The box in red shows that this machine is receiving the standard profile.In order to determine whether to apply the standard or domain profile, Windows attempts to detect whether you are on the network where your AD domain exists or on another network. When Group Policy is processed, the DNS suffix of the network connection that you are receiving Group Policy updates on is stored in the registry with the value: HKLM\Software\Microsoft\Windows\Current Version\Group Policy\History\Network Name.This will work on Windows XP and Windows 7 and it does require The following article details what is available natively in terms of Group Policy Change Auditing: First off, you can tell which profile is currently applied to a given machine by viewing the Windows Firewall properties dialog.Recently, I was asked the following question: “We plan to implement Windows 7 in our network very soon.We want to use Windows 2003 Domain Controllers for the next couple of years.A set of such configurations is called a Group Policy Object (GPO).As part of Microsoft's Intelli Mirror technologies, Group Policy aims to reduce the cost of supporting users.

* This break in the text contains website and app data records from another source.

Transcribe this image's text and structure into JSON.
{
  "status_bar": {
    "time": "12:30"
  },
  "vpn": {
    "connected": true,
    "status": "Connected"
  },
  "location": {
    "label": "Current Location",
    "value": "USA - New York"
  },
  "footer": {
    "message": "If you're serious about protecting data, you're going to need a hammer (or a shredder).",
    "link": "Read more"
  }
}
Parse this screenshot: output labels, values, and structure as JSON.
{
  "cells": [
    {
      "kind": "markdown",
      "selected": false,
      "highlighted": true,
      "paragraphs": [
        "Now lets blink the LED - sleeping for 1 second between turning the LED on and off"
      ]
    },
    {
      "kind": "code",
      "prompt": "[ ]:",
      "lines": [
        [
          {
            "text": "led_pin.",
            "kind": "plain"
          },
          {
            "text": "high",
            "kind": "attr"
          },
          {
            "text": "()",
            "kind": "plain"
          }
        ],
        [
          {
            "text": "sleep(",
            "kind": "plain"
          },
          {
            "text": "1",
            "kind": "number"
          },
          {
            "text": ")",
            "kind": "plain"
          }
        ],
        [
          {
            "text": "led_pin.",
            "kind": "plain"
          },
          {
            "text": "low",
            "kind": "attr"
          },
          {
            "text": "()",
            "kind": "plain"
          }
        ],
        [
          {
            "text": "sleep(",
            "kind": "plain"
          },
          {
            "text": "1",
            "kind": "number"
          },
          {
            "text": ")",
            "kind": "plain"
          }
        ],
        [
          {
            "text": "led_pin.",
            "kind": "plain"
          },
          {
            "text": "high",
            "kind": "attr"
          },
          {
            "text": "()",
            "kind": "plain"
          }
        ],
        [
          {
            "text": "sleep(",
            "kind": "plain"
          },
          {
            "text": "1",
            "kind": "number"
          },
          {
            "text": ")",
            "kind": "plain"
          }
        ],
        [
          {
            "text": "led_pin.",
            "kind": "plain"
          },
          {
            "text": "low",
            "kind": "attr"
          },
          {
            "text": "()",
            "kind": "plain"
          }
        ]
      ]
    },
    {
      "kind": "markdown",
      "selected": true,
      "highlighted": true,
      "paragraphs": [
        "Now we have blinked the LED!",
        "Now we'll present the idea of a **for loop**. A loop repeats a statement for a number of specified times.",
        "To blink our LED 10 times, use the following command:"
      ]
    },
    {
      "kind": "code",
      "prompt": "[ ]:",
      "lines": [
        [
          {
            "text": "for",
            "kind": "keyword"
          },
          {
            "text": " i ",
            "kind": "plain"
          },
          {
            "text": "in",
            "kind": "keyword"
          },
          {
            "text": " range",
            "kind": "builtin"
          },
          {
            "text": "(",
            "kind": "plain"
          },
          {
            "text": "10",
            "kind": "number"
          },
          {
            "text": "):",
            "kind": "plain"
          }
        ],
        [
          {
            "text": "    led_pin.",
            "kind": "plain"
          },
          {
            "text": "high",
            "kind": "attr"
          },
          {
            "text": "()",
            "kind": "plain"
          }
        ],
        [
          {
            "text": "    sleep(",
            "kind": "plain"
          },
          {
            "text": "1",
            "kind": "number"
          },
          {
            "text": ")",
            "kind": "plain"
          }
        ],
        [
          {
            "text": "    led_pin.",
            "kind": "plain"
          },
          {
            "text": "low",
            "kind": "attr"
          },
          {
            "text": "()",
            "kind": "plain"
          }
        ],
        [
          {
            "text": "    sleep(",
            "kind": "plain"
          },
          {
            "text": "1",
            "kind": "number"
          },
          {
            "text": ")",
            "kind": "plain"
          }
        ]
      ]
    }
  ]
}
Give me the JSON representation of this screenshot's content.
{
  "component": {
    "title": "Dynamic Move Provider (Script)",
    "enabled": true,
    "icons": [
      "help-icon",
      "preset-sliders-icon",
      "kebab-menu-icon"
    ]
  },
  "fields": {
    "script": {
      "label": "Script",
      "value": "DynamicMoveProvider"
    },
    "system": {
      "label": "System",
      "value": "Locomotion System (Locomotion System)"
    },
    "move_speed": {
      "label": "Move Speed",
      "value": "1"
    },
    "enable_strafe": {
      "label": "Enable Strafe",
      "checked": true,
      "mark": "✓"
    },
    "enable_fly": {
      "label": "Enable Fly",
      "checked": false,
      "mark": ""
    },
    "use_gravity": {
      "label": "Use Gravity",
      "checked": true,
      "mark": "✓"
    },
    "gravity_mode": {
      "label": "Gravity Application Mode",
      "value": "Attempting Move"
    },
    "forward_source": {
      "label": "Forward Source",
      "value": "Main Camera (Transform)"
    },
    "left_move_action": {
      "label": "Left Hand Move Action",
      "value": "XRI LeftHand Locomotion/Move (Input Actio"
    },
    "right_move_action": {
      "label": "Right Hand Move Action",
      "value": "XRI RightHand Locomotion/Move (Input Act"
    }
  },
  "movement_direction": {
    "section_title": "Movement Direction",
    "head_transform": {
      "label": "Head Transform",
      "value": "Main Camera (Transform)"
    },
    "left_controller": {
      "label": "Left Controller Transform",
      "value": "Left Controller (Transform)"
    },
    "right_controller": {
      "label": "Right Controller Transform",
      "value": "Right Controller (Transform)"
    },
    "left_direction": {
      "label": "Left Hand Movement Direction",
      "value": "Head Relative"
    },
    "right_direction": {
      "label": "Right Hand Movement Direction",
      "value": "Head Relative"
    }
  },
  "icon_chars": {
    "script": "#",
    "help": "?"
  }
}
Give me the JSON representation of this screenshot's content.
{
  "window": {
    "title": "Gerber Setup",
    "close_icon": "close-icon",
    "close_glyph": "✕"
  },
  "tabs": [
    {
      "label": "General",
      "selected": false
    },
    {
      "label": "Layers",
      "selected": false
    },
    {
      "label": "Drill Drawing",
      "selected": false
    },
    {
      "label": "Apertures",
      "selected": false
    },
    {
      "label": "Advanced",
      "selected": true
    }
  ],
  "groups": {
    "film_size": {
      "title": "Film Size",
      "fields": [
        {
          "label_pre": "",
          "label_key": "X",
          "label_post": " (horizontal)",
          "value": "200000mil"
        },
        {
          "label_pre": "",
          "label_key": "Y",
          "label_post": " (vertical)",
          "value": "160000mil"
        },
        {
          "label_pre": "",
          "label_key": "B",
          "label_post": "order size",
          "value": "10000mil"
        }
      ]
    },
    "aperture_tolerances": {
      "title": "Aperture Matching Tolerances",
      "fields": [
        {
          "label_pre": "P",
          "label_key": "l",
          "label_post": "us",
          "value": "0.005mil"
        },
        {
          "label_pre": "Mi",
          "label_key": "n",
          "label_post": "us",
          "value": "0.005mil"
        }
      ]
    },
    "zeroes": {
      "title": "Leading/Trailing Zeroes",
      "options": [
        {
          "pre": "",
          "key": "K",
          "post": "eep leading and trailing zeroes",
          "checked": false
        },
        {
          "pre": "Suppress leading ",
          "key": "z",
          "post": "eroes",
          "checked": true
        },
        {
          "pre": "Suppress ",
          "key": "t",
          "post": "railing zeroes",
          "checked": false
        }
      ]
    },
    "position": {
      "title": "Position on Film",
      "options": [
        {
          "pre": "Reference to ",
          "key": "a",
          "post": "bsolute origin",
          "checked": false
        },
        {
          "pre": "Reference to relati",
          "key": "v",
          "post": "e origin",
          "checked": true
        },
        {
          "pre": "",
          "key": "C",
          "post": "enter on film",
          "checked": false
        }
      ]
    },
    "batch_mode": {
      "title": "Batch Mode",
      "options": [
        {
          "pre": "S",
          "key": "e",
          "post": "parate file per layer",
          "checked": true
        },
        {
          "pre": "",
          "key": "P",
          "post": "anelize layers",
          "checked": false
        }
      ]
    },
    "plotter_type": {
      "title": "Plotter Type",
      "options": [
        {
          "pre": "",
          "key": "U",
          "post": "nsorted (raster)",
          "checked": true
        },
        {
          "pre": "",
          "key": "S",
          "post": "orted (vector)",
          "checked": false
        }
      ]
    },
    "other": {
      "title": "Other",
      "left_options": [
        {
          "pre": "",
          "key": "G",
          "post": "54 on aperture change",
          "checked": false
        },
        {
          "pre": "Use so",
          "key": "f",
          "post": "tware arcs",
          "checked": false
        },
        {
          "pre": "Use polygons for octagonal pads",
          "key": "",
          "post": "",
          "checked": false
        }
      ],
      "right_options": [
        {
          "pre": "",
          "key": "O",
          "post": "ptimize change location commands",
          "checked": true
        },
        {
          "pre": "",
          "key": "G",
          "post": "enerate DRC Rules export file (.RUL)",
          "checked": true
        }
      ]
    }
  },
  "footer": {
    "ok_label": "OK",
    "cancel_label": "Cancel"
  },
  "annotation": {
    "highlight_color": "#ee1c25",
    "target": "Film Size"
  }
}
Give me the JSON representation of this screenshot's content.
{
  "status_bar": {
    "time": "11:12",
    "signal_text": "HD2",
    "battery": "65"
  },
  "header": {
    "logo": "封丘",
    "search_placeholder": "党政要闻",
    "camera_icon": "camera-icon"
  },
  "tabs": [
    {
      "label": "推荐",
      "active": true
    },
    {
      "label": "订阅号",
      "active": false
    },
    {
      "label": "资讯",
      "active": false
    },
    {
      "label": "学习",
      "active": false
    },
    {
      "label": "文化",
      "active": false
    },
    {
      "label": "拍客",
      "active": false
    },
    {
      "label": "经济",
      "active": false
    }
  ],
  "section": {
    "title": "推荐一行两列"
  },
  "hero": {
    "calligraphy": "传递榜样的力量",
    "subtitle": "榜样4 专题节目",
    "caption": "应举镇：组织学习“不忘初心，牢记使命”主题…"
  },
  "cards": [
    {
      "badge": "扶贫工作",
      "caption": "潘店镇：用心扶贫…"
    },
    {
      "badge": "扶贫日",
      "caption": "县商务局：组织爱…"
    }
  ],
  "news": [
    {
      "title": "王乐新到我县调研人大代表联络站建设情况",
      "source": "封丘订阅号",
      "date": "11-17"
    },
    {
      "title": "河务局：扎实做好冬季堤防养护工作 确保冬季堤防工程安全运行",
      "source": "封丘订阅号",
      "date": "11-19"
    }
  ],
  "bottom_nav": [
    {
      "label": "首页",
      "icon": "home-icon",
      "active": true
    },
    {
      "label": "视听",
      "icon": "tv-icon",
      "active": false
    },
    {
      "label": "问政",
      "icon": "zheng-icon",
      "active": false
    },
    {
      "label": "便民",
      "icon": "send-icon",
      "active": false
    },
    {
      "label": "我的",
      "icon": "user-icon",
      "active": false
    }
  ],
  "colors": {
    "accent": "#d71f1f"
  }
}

Group Policy settings are edited through the use of ADM and ADMX template files.These files are accessed though the Group Policy Management Console (GPMC) or the Group Policy Object Editor (GPOE).As settings are configured in the editing tools a is created.A version of Group Policy called Local Group Policy ("LGPO" or "Local GPO") also allows Group Policy Object management on standalone and non-domain computers.Group Policy, in part, controls what users can and cannot do on a computer system: for example, to enforce a password complexity policy that prevents users from choosing an overly simple password, to allow or prevent unidentified users from remote computers to connect to a network share, to block access to the Windows Task Manager or to restrict access to certain folders.